__Exercise brief__
Please find all lines in the data that hold the string "mindfulness" and copy them.

__Provided information__

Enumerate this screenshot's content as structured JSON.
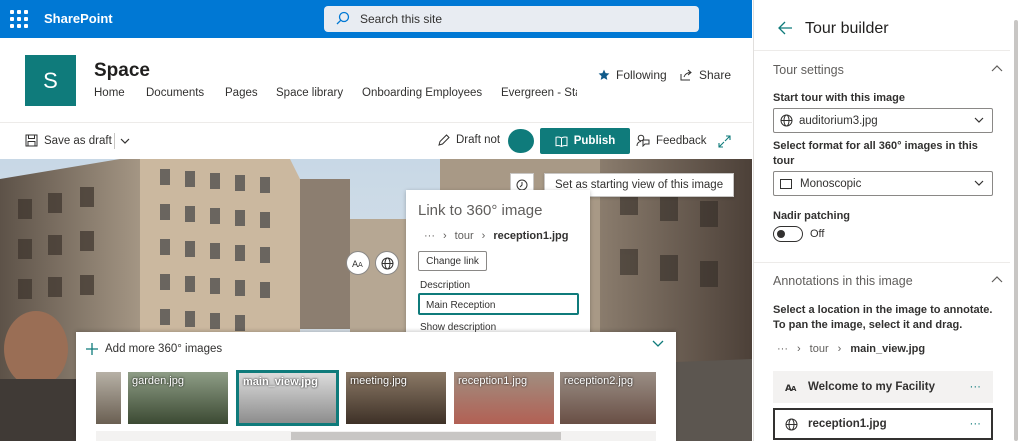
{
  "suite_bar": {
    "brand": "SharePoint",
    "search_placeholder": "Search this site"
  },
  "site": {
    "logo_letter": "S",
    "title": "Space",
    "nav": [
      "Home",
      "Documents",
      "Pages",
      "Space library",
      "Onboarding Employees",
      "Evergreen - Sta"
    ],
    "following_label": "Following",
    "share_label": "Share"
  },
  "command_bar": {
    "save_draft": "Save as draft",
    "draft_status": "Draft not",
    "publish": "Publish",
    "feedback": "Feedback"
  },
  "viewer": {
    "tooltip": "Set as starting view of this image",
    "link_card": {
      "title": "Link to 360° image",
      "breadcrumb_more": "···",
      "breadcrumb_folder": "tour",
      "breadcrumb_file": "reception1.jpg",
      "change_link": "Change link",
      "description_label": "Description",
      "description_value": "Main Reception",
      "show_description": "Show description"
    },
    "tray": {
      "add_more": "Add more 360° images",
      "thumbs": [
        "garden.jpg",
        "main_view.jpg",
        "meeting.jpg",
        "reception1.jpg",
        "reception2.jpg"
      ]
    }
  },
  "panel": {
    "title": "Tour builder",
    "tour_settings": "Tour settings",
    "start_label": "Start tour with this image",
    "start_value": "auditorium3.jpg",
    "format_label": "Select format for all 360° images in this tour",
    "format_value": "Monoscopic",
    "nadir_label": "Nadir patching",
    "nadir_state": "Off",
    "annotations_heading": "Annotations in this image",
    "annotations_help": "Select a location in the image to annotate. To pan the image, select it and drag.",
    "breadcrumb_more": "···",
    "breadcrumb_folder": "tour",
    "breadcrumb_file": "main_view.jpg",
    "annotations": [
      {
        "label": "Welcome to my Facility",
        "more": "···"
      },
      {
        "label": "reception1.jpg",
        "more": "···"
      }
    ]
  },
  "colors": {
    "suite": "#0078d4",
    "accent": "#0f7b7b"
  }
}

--

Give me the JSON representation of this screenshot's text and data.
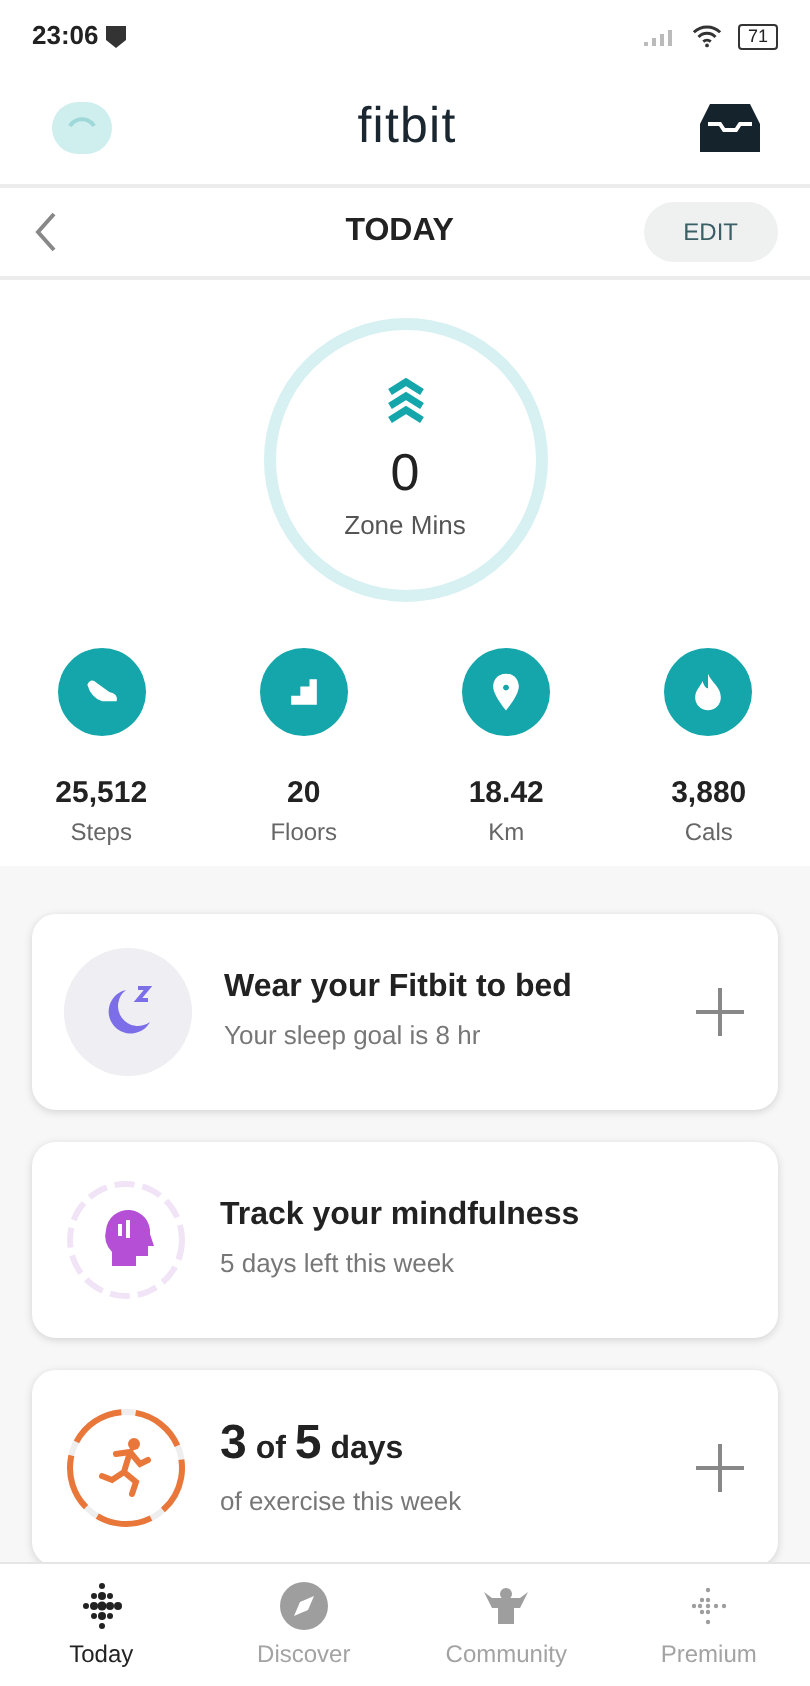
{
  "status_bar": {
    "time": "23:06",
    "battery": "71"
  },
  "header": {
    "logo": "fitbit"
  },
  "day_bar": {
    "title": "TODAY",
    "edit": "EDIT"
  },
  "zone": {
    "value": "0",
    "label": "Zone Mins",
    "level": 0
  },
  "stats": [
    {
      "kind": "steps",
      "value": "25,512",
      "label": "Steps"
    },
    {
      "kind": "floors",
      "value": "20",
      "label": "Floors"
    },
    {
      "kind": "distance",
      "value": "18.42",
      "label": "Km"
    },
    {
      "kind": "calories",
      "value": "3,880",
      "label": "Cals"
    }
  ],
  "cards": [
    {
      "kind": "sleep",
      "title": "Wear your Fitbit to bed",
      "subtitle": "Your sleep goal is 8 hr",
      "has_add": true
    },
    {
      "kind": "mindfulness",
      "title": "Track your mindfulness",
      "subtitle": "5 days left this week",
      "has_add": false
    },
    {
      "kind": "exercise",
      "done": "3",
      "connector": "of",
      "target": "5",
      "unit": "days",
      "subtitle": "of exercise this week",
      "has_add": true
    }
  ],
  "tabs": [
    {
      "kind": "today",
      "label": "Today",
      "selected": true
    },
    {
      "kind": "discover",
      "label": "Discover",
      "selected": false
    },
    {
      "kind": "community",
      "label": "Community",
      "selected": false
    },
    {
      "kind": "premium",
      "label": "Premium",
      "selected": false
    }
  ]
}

__Solution below__
      "kind": "mindfulness",
      "title": "Track your mindfulness",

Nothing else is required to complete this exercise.